Steiner currently writes a weekly column, "Two Cents on Modern Motherhood", for Mommy Track'd. She is a contributor to On Being Fearless by Arianna Huffington and The Huffington Post. Her 2009 memoir Crazy Love,[8] about surviving domestic violence spent three weeks on The New York Times Best Seller list. Steiner is currently working on The Crazy Love Project, a documentary profiling abuse survivors, and is the author of a popular TED Talk [2] which tries to explain why victims stay with abusive partners. Her third book, The Baby Chase: How Surrogacy Is Transforming the American Family, was published by St. Martin's Press in 2013, and is the subject of a 2014 TEDTalk about the ethics of global surrogacy.

Steiner has three children and lives in the District of Columbia.

References[edit]

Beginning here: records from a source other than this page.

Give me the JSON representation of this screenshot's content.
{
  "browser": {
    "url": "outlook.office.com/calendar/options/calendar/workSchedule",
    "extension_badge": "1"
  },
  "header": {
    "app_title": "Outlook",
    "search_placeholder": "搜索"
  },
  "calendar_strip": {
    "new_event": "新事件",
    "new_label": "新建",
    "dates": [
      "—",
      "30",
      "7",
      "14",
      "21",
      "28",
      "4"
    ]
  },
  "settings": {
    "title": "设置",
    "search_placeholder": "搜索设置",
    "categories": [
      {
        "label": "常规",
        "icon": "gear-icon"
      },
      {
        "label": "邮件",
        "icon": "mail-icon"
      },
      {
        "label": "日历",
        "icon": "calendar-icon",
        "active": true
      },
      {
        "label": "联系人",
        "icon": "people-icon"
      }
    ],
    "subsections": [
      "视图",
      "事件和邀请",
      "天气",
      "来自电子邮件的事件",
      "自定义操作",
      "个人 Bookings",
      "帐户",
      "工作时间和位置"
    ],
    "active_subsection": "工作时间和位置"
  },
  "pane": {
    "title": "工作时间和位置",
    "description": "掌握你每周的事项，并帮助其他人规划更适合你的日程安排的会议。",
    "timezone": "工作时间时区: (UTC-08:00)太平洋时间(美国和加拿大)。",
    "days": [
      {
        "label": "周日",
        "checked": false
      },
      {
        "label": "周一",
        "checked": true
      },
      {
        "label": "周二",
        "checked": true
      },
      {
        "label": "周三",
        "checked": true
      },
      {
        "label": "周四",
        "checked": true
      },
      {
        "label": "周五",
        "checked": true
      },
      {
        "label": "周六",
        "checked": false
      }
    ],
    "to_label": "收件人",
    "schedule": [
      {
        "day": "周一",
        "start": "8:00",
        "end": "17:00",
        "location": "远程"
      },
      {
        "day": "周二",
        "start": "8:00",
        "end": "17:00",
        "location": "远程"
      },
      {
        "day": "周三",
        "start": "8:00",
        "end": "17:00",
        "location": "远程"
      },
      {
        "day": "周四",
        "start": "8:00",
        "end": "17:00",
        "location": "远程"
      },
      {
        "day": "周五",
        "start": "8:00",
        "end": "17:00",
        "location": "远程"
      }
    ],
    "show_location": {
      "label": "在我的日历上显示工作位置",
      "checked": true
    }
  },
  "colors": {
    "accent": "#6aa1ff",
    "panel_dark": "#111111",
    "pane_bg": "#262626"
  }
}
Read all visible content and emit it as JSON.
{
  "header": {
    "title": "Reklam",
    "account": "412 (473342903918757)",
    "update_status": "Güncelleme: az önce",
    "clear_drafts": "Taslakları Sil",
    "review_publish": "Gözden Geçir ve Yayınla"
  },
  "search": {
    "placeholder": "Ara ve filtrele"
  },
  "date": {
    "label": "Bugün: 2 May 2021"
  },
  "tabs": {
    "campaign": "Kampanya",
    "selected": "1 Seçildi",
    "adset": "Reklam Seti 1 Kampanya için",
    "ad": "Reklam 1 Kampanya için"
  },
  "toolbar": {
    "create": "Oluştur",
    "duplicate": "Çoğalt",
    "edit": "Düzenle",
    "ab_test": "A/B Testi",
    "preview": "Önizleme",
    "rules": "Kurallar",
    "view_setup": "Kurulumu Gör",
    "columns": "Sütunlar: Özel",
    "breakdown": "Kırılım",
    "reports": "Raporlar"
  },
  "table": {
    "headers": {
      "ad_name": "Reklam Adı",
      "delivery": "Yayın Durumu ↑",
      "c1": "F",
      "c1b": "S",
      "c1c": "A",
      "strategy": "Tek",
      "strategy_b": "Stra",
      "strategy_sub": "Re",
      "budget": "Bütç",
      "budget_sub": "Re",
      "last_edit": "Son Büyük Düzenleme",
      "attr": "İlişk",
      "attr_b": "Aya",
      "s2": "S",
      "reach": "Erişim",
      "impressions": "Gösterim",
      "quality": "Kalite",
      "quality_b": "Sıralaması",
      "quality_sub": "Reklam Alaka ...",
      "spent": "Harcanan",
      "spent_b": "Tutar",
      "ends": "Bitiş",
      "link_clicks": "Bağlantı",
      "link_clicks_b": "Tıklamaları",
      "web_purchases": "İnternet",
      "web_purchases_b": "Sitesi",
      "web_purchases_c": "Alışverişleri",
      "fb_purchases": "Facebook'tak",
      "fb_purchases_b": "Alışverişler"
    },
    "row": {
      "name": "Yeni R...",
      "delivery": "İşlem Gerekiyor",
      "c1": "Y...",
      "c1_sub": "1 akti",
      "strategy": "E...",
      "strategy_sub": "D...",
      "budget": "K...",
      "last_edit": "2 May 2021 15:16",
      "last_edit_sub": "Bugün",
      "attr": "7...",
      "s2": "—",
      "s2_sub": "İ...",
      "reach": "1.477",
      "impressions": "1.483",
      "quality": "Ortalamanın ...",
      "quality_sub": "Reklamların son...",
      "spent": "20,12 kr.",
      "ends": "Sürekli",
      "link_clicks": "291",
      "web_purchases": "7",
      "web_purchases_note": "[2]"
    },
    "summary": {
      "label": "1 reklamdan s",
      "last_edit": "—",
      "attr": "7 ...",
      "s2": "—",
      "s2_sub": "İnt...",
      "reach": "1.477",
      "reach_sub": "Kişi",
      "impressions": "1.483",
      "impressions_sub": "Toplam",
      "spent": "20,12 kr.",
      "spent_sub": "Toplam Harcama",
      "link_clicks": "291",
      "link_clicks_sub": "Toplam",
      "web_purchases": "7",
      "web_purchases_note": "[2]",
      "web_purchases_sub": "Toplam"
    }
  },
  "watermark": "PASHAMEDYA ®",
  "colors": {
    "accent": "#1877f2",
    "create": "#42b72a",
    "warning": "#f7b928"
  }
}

  1. ^ "Workplace Prof Blog: The Non-Existent Mommy Wars". Lawprofessors.typepad.com. April 20, 2006. Retrieved April 15, 2012. 
  2. ^ "DadTalk: Columnist Takes Sexist Swipe at Poor Old Dad". Dadtalk.typepad.com. March 31, 2006. Retrieved April 15, 2012. 
  3. ^ Loh, Sandra Tsing (May 2006). "Rhymes With Rich: One woman's conscientious objection to the "mommy wars"". The Atlantic. Retrieved April 15, 2012. 
  4. ^ Brooks, Rosa (March 31, 2006). "Mommy wars - a false battle". Los Angeles Times. Retrieved April 15, 2012. 
  5. ^ "Mommy Wars vs. Daddy Wars". BusinessWeek. May 31, 2006. Archived from the original on June 11, 2007. Retrieved April 15, 2012. 
  6. ^ "Mommy Wars: Palin Candidacy Sparks Debate". MSNBC. Retrieved April 15, 2012. 
  7. ^ [1] Archived August 14, 2014, at the Wayback Machine.
  8. ^ "Advice for Rihanna from a Woman Who's Been There". YouTube. March 18, 2009. Retrieved April 15, 2012. 

External links[edit]